Former Edo State governor, Adams Oshiomhole, said on Wednesday that politicians who lost the 2015 general elections were sponsoring the current agitation for restructuring of the country, insisting that Nigeria’s unity is not negotiable.
Oshiomhole, who spoke at a one day Colloquium organised by the Nigeria Labour Congress (NLC) with the theme: “The Labour Movement and the Future of United Nigeria: What Role for Restructuring,” also advocated the review of the allocation formula to favour state and local governments.
He said the provision has not been reviewed for the past 18 years in contravention of the law.
The ex-governor’s position on restructuring drew the anger of some of those present at the event who shouted “no, no!” for over five minutes until the intervention of NLC president, Ayuba Wabba.
Oshiomhole, who blamed those that lost out of the 2015 general elections for fueling the agitation for restructuring, argued that most of the wealth worked for by the working class had been annexed by few political elites.
While calling for attitudinal change and values, the All Progressives Congress (APC) chieftain noted that the current federal system in terms of structure and revenue sharing formular cannot lead to even development.”
Despite opposition to his view, an unrepentant Oshiomhole told the gathering that “I am not here to do anybody’s job. I just want to share my thoughts with you. And I will be surprised if any one of you will agree with what I want to say. I want to plead with you, allow me to state my position; then you can disagree.
“That is the tradition of organised labour. And of course, if there are some people who have other issues, I just want to plead with you that what is at stake; is not me. What is at stake is our country. And the country is yours. The country is mine. The country is ours.”
“I believe in the unity of Nigeria. I have said, and I am not saying it for the first time, the unity of Nigeria is not negotiable. Just like the unity of the NLC is not negotiable. But, the governance of our country, the quality of leadership, we must continue to review it and continue to engage it.
“I said to you when I was president of the NLC, and I repeated it when I was governor, that we need active citizenry; citizens that can interrogate their leaders. With some of these revelations, I am sure nobody is disturbed.
“If we all continue to lament, I think this is the area, we have to say something. Every person is capable of doing good and also capable of doing bad. From what we have seen in America, when institutions are strong and people are active, people are ready to come out, not sponsored by political opponents, but sponsored by your own conscience and we have robust engagement. I believe things will change.

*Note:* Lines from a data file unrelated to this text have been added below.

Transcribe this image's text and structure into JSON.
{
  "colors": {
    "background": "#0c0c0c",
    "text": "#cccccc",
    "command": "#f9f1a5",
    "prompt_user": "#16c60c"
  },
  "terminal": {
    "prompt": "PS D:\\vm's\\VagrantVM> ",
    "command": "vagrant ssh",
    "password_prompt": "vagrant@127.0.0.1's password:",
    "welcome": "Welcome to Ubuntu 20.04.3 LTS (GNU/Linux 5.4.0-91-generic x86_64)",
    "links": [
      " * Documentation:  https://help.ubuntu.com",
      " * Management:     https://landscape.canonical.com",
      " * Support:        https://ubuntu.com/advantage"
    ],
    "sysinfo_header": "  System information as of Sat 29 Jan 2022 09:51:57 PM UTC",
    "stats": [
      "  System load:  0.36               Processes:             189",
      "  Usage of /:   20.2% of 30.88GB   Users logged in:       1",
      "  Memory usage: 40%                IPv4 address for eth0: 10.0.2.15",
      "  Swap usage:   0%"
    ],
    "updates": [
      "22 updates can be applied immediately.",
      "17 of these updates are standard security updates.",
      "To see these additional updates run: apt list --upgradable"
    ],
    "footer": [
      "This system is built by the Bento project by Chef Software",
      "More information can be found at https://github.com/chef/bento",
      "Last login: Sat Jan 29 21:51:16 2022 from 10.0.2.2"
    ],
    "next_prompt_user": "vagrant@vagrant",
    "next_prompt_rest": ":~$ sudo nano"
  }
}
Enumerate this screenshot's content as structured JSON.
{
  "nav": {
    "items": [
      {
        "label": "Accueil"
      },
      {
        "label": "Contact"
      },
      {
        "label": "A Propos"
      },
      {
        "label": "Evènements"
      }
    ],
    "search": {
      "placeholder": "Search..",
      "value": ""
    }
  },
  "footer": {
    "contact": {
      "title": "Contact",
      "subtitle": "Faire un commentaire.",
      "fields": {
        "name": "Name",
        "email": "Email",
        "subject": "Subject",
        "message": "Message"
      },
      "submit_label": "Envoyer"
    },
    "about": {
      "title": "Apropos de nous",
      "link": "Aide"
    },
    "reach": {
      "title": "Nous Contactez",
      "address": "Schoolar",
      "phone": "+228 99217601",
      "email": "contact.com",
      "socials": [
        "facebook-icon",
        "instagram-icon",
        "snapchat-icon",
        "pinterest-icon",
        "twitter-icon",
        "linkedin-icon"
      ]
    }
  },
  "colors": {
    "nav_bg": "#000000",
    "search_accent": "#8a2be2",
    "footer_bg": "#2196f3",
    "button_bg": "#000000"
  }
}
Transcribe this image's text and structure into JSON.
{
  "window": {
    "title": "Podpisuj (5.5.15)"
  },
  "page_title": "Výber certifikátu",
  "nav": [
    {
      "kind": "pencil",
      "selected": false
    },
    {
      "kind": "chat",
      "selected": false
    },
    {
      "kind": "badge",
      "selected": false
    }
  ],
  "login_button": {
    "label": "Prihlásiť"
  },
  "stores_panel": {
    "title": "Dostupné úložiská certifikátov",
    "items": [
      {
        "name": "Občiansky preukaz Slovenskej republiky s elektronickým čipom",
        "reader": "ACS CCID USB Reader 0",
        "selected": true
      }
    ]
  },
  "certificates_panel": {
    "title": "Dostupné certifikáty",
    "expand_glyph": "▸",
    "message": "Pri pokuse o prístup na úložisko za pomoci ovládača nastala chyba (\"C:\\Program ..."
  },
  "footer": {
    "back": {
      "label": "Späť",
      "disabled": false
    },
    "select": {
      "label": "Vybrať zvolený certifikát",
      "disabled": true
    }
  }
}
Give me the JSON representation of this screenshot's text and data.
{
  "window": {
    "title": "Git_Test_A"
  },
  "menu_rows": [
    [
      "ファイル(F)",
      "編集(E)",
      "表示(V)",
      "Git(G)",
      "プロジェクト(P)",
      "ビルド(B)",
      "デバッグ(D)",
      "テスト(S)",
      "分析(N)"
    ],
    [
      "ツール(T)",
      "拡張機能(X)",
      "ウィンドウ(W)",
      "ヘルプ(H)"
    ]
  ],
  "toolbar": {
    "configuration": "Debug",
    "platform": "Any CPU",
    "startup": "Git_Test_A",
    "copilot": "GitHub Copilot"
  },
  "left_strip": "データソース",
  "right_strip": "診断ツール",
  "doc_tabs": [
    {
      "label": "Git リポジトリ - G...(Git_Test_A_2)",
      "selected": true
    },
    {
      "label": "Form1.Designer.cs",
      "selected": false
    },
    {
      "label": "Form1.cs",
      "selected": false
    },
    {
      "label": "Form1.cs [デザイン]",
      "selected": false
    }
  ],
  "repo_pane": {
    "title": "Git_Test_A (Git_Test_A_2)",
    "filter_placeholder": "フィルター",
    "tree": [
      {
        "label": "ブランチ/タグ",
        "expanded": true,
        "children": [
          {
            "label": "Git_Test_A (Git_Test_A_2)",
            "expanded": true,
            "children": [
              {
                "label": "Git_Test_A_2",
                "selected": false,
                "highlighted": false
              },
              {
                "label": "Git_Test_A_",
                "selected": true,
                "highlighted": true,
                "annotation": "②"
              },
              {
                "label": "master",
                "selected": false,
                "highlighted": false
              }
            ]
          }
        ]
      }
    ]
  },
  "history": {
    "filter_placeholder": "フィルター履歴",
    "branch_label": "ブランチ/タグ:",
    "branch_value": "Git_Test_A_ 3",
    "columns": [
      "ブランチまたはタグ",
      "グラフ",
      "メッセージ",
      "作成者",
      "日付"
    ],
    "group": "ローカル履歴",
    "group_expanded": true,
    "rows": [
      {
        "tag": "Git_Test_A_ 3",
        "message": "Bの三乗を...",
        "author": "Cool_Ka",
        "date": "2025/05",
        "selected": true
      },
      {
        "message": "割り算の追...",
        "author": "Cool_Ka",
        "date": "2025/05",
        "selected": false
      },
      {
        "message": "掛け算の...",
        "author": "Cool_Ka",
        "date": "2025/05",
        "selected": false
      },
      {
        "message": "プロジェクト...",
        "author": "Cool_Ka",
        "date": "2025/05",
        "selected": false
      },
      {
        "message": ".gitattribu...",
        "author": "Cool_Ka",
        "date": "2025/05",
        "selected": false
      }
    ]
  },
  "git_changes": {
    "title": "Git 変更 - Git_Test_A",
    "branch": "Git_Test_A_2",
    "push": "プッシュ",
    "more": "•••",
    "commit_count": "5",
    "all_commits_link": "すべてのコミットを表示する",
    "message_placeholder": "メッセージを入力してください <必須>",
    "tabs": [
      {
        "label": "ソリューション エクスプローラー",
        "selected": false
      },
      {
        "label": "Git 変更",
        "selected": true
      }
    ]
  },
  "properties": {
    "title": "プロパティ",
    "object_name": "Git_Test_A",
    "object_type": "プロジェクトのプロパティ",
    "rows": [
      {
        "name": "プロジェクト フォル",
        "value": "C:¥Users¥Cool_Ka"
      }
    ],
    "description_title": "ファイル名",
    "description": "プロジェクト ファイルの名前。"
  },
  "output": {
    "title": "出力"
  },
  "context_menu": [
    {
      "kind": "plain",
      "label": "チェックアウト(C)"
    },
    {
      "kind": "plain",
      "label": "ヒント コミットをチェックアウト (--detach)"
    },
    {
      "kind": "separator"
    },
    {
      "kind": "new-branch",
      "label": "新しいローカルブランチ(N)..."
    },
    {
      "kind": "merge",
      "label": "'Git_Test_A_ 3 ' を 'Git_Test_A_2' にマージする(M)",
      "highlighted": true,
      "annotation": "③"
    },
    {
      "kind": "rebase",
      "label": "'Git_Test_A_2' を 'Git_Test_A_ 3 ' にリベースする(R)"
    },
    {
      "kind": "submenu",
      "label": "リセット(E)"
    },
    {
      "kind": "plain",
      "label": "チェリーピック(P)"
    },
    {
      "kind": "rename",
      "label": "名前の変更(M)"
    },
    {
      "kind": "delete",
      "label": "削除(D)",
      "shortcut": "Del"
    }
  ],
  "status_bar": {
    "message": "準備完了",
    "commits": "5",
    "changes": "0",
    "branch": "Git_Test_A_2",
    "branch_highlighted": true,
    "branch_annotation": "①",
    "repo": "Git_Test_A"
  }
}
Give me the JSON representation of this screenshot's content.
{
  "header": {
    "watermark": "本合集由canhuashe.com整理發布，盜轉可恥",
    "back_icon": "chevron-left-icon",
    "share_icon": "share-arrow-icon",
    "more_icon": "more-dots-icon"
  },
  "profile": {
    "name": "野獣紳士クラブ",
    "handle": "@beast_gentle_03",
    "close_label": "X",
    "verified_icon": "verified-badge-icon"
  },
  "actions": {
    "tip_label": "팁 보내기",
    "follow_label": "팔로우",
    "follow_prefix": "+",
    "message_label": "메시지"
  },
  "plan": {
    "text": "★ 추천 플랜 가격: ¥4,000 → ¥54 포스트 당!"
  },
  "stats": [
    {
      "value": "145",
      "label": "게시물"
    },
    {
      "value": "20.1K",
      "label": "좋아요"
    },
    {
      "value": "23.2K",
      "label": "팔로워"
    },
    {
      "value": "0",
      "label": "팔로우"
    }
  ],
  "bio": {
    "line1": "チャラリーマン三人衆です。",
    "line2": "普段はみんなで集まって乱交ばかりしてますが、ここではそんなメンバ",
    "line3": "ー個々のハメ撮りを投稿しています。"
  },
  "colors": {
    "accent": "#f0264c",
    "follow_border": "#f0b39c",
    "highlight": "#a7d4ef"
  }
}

“I ask us to recognise that no structure will be permanent, or will be perfect. We will have to do devolution of power, we must also do review of our attitudes, our characters and joining forces to fight corruption because what has been taken from a few will not be available for the rest. I do hope that NLC has started this today, you will sustain it.”
The former governor also drew attention to the activities of the former Minister of Petroleum, Diezani Alison-Madueke, insisting that an active citizenry would checkmate corruption and profligacy in the system.